If a line of the entries below includes the word "Enter", it counts; state the total and nothing further.
***** Stored data
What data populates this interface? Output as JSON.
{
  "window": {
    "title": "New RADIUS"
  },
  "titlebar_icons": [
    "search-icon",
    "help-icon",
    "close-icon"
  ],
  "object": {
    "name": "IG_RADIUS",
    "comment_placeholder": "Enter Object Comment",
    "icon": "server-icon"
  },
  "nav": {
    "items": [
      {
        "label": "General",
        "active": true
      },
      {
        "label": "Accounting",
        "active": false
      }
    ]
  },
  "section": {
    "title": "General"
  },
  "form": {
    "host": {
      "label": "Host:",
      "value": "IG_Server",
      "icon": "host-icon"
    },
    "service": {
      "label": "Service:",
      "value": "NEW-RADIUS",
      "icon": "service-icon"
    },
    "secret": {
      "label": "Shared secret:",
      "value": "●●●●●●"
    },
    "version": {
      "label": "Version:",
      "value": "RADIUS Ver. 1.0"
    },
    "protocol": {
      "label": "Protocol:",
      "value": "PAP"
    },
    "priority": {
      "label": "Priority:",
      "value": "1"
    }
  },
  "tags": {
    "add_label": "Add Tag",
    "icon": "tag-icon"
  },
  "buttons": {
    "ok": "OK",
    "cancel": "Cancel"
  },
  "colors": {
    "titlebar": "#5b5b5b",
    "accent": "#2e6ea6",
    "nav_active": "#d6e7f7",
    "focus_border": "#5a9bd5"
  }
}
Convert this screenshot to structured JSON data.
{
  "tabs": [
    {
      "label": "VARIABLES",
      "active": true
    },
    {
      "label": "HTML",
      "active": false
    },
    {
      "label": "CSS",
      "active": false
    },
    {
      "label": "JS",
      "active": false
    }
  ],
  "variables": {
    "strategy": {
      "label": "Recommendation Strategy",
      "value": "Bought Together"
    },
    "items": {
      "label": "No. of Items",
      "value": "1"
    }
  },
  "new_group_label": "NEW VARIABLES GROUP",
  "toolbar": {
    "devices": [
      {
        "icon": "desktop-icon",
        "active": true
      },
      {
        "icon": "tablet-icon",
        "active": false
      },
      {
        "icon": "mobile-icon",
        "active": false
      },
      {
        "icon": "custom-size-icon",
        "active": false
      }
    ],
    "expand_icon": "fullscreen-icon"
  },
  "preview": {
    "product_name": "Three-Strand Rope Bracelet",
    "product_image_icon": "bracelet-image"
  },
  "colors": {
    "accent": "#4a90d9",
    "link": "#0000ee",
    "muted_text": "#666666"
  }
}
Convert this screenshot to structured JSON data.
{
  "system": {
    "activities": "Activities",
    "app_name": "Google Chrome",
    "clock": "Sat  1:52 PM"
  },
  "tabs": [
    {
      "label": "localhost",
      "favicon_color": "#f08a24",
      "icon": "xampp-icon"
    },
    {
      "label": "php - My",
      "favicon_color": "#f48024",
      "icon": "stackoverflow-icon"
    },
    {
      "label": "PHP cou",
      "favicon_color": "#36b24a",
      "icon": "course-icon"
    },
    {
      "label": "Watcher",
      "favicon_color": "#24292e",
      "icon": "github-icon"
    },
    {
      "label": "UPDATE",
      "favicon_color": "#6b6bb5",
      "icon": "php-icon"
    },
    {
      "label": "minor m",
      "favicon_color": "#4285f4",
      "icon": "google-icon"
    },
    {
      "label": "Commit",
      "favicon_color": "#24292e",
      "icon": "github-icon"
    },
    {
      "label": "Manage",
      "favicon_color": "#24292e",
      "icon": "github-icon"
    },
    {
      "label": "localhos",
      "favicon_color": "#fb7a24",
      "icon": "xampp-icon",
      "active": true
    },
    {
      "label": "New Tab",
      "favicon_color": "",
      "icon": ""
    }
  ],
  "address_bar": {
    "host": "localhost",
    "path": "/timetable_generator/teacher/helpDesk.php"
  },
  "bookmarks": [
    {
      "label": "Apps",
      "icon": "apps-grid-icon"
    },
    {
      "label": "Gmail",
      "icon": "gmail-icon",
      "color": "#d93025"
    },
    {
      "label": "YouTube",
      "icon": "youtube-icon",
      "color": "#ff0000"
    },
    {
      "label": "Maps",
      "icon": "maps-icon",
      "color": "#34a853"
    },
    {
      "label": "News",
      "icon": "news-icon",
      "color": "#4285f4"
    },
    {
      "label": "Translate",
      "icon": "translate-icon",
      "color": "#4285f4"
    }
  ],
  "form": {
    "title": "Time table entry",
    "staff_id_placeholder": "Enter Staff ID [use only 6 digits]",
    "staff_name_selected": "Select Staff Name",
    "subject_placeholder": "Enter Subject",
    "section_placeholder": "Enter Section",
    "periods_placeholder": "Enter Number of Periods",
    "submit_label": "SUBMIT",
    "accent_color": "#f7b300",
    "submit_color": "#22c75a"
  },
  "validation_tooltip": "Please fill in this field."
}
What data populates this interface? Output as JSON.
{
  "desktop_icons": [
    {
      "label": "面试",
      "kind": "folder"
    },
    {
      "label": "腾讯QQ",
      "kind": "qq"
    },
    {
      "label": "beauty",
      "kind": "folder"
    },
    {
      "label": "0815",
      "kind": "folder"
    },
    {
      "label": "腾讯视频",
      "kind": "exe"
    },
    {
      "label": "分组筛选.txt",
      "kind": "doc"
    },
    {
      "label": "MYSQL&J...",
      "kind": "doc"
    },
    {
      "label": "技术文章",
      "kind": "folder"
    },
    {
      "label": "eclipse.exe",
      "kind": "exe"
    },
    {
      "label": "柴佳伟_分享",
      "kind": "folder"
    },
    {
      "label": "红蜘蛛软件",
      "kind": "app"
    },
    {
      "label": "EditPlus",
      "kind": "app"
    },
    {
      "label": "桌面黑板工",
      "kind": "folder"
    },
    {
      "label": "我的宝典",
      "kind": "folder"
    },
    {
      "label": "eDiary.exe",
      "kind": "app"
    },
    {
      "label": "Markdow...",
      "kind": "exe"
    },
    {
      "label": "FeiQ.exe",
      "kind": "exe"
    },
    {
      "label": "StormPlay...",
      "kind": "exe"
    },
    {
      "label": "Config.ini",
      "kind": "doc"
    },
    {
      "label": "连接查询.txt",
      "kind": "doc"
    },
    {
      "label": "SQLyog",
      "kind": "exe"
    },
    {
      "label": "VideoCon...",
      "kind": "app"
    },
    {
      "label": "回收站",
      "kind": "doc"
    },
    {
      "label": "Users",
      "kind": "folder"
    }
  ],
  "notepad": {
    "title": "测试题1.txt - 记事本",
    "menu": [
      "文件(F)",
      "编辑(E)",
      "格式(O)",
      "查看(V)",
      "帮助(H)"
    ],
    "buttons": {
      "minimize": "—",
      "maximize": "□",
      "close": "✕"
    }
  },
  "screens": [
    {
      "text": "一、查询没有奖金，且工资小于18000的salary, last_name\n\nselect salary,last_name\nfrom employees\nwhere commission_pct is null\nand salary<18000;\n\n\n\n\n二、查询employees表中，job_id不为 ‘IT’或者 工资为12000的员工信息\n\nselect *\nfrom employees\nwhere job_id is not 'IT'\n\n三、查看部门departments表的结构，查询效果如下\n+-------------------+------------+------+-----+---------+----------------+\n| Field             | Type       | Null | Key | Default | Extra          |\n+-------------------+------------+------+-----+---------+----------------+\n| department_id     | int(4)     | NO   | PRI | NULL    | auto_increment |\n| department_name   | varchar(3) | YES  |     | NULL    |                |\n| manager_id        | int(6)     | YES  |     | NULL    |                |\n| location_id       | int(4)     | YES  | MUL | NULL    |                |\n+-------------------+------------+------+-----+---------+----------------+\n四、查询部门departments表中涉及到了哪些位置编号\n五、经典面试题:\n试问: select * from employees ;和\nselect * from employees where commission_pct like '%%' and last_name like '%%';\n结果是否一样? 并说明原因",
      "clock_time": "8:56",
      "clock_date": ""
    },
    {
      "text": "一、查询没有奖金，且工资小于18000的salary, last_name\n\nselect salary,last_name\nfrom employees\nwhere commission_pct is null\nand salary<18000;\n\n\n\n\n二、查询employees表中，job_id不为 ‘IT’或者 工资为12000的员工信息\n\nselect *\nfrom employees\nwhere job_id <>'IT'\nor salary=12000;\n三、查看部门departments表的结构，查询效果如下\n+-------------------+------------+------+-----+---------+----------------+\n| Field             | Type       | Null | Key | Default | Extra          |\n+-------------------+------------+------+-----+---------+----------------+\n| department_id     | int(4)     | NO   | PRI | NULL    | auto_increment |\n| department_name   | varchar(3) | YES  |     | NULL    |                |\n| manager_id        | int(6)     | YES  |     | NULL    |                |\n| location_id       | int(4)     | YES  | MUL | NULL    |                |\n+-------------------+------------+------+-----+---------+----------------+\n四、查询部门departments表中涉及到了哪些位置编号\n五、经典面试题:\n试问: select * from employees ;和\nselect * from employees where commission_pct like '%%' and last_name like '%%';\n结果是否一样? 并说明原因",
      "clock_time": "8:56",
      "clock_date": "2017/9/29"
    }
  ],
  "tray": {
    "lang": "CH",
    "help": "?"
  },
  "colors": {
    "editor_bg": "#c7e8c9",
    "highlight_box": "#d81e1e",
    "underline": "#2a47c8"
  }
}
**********
* [Solution to the problem]
5